Obviously, if you are local, responsible for your bills, uninsured, and have the option, your regular provider, the Salas Clinic, and then the hospital ER are, in order of increasing cost, your most viable alternatives. With the advent of liens against everyone, one does have to consider the consequences of ill health.

No, most patients do not think that healthcare is free, but pricing it 3-4x that which the insurance companies pay is a bit excessive.

When a test is ordered, you ought to be asking: Is this necessary, or is it just to cover the doc's butt, and who is paying for it, me, or him?

9 comments:

Anonymous said...

A truer comment was never made, "is this test really necessary". But, the layperson DOES not know the pertinent information to determine whether a test is necessary or not. Example: I've had the worst headache of my life!" Followed up by a chest xray, possible sinus series xrays, then of all things............a CT head. Not to mention about 5-6 hours in the ER. Making for an extremely overpriced bill. Yes, some of it is to cover the Doc's butt, but pretty much, it's Essent telling the ER Doc's to order as many exams as possible! And where is the clinical backup that says these tests were necessary. Keeping in mind that the pen is definitely mightier in this situation. Justification is merely a penstroke away. Again a catch 22 for the patient. And a nice hunk of change for Essent!

Anonymous said...

What if you just had the same tests, 2-3 days ago? Don't these guys keep records? They said to come back if the problem persists--it did, I did, they did the exact same stuff and I got the exact same answers--nothing. I did learn something: the ER is quiet on Sunday morning. Every other time I've been there the waiting room was packed with people almost getting run over with stretchers. 'course the attitude seemed like Hit me, maybe I'll get seen sooner!

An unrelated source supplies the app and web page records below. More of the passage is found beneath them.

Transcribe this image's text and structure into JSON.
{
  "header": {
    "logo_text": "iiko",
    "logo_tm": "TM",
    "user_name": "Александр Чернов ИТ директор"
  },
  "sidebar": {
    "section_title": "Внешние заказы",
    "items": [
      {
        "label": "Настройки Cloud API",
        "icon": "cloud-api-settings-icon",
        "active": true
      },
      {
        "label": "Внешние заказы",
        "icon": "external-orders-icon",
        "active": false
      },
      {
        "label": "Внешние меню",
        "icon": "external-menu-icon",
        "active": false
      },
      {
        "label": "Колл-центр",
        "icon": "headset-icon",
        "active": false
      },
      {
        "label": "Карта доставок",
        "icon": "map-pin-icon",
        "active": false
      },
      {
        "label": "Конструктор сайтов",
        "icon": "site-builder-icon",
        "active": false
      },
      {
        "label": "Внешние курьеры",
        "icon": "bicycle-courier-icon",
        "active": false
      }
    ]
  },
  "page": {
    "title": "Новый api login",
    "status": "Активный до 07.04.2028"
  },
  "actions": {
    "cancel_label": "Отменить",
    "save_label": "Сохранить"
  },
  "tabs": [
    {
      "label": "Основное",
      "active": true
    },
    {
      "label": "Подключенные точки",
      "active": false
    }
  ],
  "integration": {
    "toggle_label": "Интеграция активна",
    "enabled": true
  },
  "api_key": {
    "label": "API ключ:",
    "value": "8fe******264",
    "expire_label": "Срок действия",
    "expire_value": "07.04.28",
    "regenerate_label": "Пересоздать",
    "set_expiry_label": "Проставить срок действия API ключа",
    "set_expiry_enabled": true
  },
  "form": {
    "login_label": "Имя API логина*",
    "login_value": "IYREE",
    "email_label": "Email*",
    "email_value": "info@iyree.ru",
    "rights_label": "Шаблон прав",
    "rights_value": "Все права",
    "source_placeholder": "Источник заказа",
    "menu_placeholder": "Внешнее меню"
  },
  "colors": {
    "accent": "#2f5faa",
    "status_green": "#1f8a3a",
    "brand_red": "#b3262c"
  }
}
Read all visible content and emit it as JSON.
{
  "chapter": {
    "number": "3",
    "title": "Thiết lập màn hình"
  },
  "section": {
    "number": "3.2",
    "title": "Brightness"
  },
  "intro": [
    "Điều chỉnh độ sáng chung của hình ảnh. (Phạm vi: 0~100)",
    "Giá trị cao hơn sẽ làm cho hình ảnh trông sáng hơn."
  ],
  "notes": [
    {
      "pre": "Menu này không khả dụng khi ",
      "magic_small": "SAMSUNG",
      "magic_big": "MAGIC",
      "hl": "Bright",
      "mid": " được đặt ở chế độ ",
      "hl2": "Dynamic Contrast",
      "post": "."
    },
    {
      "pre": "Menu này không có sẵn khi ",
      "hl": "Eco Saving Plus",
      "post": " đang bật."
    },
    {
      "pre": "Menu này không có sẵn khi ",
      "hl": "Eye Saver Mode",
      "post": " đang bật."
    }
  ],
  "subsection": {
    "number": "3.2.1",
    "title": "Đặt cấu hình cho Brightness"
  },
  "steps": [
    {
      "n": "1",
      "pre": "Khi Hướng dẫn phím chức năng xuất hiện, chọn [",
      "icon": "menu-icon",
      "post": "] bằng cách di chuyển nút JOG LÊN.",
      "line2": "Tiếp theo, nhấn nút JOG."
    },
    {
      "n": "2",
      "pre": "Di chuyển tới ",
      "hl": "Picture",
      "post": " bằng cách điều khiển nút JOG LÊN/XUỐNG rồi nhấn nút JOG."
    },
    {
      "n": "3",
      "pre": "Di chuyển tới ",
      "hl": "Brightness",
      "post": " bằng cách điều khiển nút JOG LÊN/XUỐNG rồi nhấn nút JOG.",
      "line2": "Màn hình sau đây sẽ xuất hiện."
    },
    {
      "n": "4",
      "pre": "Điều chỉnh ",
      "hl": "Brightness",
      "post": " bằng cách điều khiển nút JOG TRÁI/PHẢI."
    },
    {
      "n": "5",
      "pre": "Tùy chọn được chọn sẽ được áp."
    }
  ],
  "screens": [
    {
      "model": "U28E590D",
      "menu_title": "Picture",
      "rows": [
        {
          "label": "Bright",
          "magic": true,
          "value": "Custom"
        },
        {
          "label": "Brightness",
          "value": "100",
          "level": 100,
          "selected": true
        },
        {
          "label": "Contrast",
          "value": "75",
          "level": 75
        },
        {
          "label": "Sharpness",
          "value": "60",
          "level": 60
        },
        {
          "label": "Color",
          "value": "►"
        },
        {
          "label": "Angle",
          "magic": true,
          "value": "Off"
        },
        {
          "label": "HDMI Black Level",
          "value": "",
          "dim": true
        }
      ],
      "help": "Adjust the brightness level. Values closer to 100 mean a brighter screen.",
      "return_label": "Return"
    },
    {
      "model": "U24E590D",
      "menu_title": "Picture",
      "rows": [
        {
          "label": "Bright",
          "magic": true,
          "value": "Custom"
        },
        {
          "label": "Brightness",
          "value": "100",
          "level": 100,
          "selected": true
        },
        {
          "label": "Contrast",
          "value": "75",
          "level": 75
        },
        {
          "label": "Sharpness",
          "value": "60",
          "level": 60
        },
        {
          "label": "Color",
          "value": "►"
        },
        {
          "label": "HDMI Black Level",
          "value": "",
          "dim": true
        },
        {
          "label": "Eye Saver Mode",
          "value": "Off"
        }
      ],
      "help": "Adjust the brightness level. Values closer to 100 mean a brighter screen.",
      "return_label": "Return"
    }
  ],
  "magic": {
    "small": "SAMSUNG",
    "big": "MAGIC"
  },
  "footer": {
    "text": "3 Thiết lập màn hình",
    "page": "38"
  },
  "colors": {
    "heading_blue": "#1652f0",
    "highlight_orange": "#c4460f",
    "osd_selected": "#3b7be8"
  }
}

Anonymous said...

What do you expect in a zero-defect society? People gripe about how much medical care costs, but expect platnium-plus care if there's anything wrong. Unreasonable expectations drive the costs of medical care.

Anonymous said...

We aren't talking zero-defect here, and the routine MVA at Parkland is x-rayed less than the person that comes in with a week-old 'pain'. Watching a ER doc popping off a waiting room full of C-collars is truely a sight to behold.

But, the discrepancy between what uninsured and insurance companies pay is because of clout. If you have a group of 1000 patients that you can tell where to go (provider-wise), then you have clout with a hospital. So deals are struck. The uninsured may or not pay, so they have no clout.

Blanco said...

I've seen both sides of this, either you get battered by tests...CMP, CBC, ABG's, CXR, EKG's, CT's...regardless of the patients' complaint or condition, OR you get a Kenalog (or Toradol) injection and a followup referral because the staff is too overwhelmed at the time to work you up. Also try making an appointment for outpatient care, before they even ask the patient's name(or your name if it's for you), they ask if the person has insurance or not! If not, the poor sucker has to "come into financial counseling" to arrange for prior payment arrangement BEFORE an appointment will be made, no exceptions for anyone. What this entails is the patient comes into the financial office and coughs up the cost for whatever needs to be done (the entire amount usually). Heaven help the staff member who refers out a patient to a "non-PRMC" facility, and the bean counters find out...even having the referral forms for them is FORBIDDEN. All you can do is CYA and chart "per patient request"! This also applies to people with insurance, you'd better have your co-pay in hand before expecting any tests or procedures being done!
The worst part is that these policies and the short staffing are distressing to regular staff, who naturally catch the brunt of the anger of people coming in.

Anonymous said...

Does Essent have any managed care contracts? I know they are not a provider for my insurance (Christus was) so if my wife or I need care, we have to go elsewhere. Good thing we DO NOT want to go to Essent.

Anonymous said...

Just as an observation, I had my test done at Red River. Now I was checked in, showed my insurane card and had the test done. However, before I was able to leave I was also nade to pay the difference in cost $290. Yes, I would have paid it anyway - probably when the bill came in the mail. Fortunately, I did have the cash on hand - a rare situation for me at least.

Anonymous said...

Just curious...would the PRMC insurance cover RRR? Or would they be considered "out of network"?

Anonymous said...

RRVR is out of network for PRMC employees. None the less, in some instances, the cost to the patient may still be less at RRVR as their overall charges are 2-3x less. Example: 50% coverded of $1000 (500) is still less than 20% deductable of $3000 (600).